By April 9th, 2020 Creating a Wedding Film


I have been thinking a lot lately about the different styles of the wedding videography and the implications this has for both the ‘wedding video’ industry at large and the brides who book our wedding videography services. With so many different styles it can be difficult to see where your own personal style fits in or can be developed to a level where clients will seek your unique wedding videography style out. Or is it best to follow the crowd and provide a similar product to everyone else, because no one needs to reinvent the wheel, right?

First of all, are our clients educated in wedding videography enough to recognise the different styles available to them? And if they can’t see a difference, is there a way of standing out from a crowd and having such a focused shout out that clients will immediately see your style as desirable and unique? Well, I think there is! And I think it’s worth pursuing, for the benefit of the wedding videography industry at large and for the development of each wedding video producer.

But first we need to define ‘style’ in relation to wedding films, and how can we find our own personal style? I see style as the result of an intended shooting and editing approach with a distinct outcome in mind during the process.

So what happens if you intentionally niche your shooting style and film output in order to differentiate your work in a crowded market? Would niching your style risk reducing your overall appeal and demographic of potential clients? Or would you actually create a stronger shout out to your ideal clients, that would lead to an increase in bookings? I would argue for the latter case.

With my personal style of wedding filmmaking, my approach in staying super low key, shooting with minimal equipment and not directing the action gives rise to the organic nature of my wedding films. I have a distinct outcome in mind and work in a manner that will give me my desired result. These intended results when achieved on a succession of works, drives one’s work into a ‘style’ or mode of engagement.

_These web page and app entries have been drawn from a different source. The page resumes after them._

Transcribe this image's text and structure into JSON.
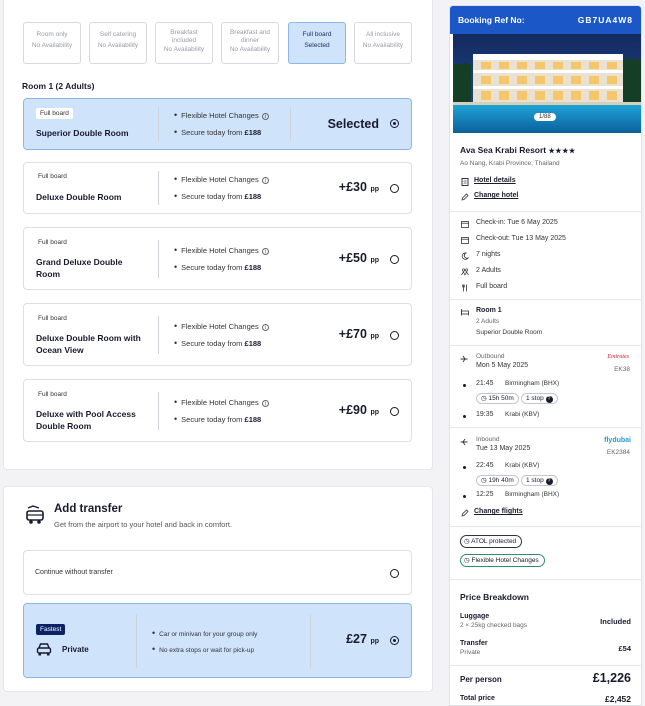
{
  "board_options": [
    {
      "label": "Room only",
      "status": "No Availability"
    },
    {
      "label": "Self catering",
      "status": "No Availability"
    },
    {
      "label": "Breakfast included",
      "status": "No Availability"
    },
    {
      "label": "Breakfast and dinner",
      "status": "No Availability"
    },
    {
      "label": "Full board",
      "status": "Selected"
    },
    {
      "label": "All inclusive",
      "status": "No Availability"
    }
  ],
  "room_heading": "Room 1 (2 Adults)",
  "rooms": [
    {
      "tag": "Full board",
      "name": "Superior Double Room",
      "feature1": "Flexible Hotel Changes",
      "feature2_prefix": "Secure today from",
      "feature2_price": "£188",
      "price": "Selected",
      "pp": ""
    },
    {
      "tag": "Full board",
      "name": "Deluxe Double Room",
      "feature1": "Flexible Hotel Changes",
      "feature2_prefix": "Secure today from",
      "feature2_price": "£188",
      "price": "+£30",
      "pp": "pp"
    },
    {
      "tag": "Full board",
      "name": "Grand Deluxe Double Room",
      "feature1": "Flexible Hotel Changes",
      "feature2_prefix": "Secure today from",
      "feature2_price": "£188",
      "price": "+£50",
      "pp": "pp"
    },
    {
      "tag": "Full board",
      "name": "Deluxe Double Room with Ocean View",
      "feature1": "Flexible Hotel Changes",
      "feature2_prefix": "Secure today from",
      "feature2_price": "£188",
      "price": "+£70",
      "pp": "pp"
    },
    {
      "tag": "Full board",
      "name": "Deluxe with Pool Access Double Room",
      "feature1": "Flexible Hotel Changes",
      "feature2_prefix": "Secure today from",
      "feature2_price": "£188",
      "price": "+£90",
      "pp": "pp"
    }
  ],
  "transfer": {
    "title": "Add transfer",
    "subtitle": "Get from the airport to your hotel and back in comfort.",
    "no_transfer_label": "Continue without transfer",
    "private": {
      "badge": "Fastest",
      "label": "Private",
      "feature1": "Car or minivan for your group only",
      "feature2": "No extra stops or wait for pick-up",
      "price": "£27",
      "pp": "pp"
    }
  },
  "booking": {
    "ref_label": "Booking Ref No:",
    "ref_value": "GB7UA4W8",
    "image_counter": "1/88",
    "hotel_name": "Ava Sea Krabi Resort",
    "stars": "★★★★",
    "location": "Ao Nang, Krabi Province, Thailand",
    "hotel_details_link": "Hotel details",
    "change_hotel_link": "Change hotel",
    "check_in": "Check-in: Tue 6 May 2025",
    "check_out": "Check-out: Tue 13 May 2025",
    "nights": "7 nights",
    "adults": "2 Adults",
    "board": "Full board",
    "room_title": "Room 1",
    "room_adults": "2 Adults",
    "room_type": "Superior Double Room",
    "outbound": {
      "label": "Outbound",
      "date": "Mon 5 May 2025",
      "airline": "Emirates",
      "flight": "EK38",
      "dep_time": "21:45",
      "dep_airport": "Birmingham (BHX)",
      "duration": "15h 50m",
      "stops": "1 stop",
      "arr_time": "19:35",
      "arr_airport": "Krabi (KBV)"
    },
    "inbound": {
      "label": "Inbound",
      "date": "Tue 13 May 2025",
      "airline": "flydubai",
      "flight": "EK2384",
      "dep_time": "22:45",
      "dep_airport": "Krabi (KBV)",
      "duration": "19h 40m",
      "stops": "1 stop",
      "arr_time": "12:25",
      "arr_airport": "Birmingham (BHX)"
    },
    "change_flights_link": "Change flights",
    "atol_chip": "ATOL protected",
    "flex_chip": "Flexible Hotel Changes",
    "breakdown_title": "Price Breakdown",
    "luggage_label": "Luggage",
    "luggage_detail": "2 × 25kg checked bags",
    "luggage_value": "Included",
    "transfer_label": "Transfer",
    "transfer_detail": "Private",
    "transfer_value": "£54",
    "per_person_label": "Per person",
    "per_person_value": "£1,226",
    "total_label": "Total price",
    "total_value": "£2,452"
  },
  "colors": {
    "accent": "#1b57c7",
    "selected_bg": "#cfe3fb",
    "badge_navy": "#0b2265",
    "emirates_red": "#d71921",
    "flydubai_blue": "#1ba0d8"
  }
}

When you niche your style you strengthen your shout out to those clients who would find this niche style appealing. So rather than being a generalist whose work is comparable to every other generalist, you hone a razor-sharp focus of stylistic intent that draws in your ideal client.

I am going to leave what you can do to niche your style for another blog, but for now please feel free to comment below and join the discussion.